A similar debate has (very quietly) taken place across the last several decades about the efficacy of dieting and weight loss. Literature studies dating back to the 1990s have suggested that long-term weight loss is just not possible, and these findings get revived every 5 to 10 years (like from UCLA and Melborne), and yet nothing could be farther from the message most of us hear about weight loss and health, not only from the media, but from the medical establishment, as well. Why? Well, the six billion dollar dieting industry probably has something to do with it, but in responding to these studies, scientists often take the same tone as with flossing – this doesn’t feel true, and besides, the risk is too real if we change things.

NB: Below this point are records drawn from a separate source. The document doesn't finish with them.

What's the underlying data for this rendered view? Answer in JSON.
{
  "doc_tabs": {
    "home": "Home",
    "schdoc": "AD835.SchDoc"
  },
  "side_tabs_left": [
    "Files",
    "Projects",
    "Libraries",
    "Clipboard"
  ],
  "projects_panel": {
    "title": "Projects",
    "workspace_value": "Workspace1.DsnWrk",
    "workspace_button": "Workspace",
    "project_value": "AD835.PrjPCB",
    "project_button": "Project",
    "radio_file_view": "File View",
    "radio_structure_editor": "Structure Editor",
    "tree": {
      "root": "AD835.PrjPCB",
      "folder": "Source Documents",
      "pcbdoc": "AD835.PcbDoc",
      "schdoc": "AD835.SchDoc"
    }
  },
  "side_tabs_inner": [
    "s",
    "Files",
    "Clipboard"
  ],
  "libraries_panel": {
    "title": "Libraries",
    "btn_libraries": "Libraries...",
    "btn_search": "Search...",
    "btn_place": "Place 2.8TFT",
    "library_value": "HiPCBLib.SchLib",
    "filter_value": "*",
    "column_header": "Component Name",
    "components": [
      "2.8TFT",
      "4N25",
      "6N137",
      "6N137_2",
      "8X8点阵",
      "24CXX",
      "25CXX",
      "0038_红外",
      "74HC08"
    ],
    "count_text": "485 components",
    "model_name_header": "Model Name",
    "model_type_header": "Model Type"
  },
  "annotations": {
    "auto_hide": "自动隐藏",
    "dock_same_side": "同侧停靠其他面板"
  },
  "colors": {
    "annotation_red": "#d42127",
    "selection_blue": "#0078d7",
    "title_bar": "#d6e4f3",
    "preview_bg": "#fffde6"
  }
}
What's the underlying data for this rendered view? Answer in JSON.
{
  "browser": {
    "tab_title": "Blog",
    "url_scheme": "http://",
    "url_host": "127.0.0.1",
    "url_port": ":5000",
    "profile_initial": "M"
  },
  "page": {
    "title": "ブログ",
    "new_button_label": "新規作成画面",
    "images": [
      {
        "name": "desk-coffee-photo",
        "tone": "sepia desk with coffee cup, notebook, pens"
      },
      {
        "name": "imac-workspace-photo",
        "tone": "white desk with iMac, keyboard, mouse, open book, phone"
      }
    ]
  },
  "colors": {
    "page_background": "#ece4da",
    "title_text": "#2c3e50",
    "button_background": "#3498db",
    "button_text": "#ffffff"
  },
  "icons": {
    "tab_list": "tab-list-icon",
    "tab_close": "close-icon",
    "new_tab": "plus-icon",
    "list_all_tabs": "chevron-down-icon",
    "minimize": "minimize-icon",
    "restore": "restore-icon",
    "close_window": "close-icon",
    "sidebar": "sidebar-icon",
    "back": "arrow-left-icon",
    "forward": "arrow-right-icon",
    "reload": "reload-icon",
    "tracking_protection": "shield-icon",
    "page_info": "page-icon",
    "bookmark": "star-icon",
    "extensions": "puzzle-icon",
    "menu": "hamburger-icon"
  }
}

The reliance on logic to bolster axioms goes hand-in-hand with the power of conventional wisdom. Again, as humans, we often think of logic as an objective, self-regulating *thing* – that if something is logical, that means something about its realness that extends beyond our own perception. However, logic is a system that we invented to try to systematize understanding things that aren’t easily perceived, like abstract concepts. It’s still grounded in our perception, and it can vary greatly from person to person. Indeed, if you listen to people argue, often the argument will boil down to both people stating their logic, and then getting angry that the other person doesn’t accept it or continues to believe their logic is a better fit. That’s because logic isn’t abstract or objective – it’s based on what axioms we presume at the outset, what laws we lay out to work within. If these axioms aren’t specified, or if we want to question the axioms themselves, the whole system breaks down.
To take the example of flossing, it may sound logical to say rubbing a piece of waxed filament between your teeth breaks up plaque formations, but it’s also logical to argue that since plaque forms first on a molecular level, using floss to break it up would be like using the side of a skyscraper to push a balled up piece of paper across a street. Being able to formulate an argument that sounds logical to support an idea doesn’t make the idea true – that’s the very definition of a justification.
Unfortunately, there’s no real solution here, but at the very least, these issues about testing or understanding axioms demonstrate that how desperately we need new and better language for discussing scientific and scholarly findings. We often talk about scientific findings as if they were the very definition of facts – indisputable, consistent, not open to interpretation or variation by perception, but that’s just not true. All scientific ‘facts’ are based on some axiomatically thinking, and like with any logical proof, we need a way to go back to the start, lay out exactly what those axioms are, and discuss whether they are still sound and reasonable assumptions. At the very least, we need a way to be able to identify them as assumptions. In the short term, it’s probably fine to carry on flossing, but not if it means we all stop asking why exactly we’re doing it.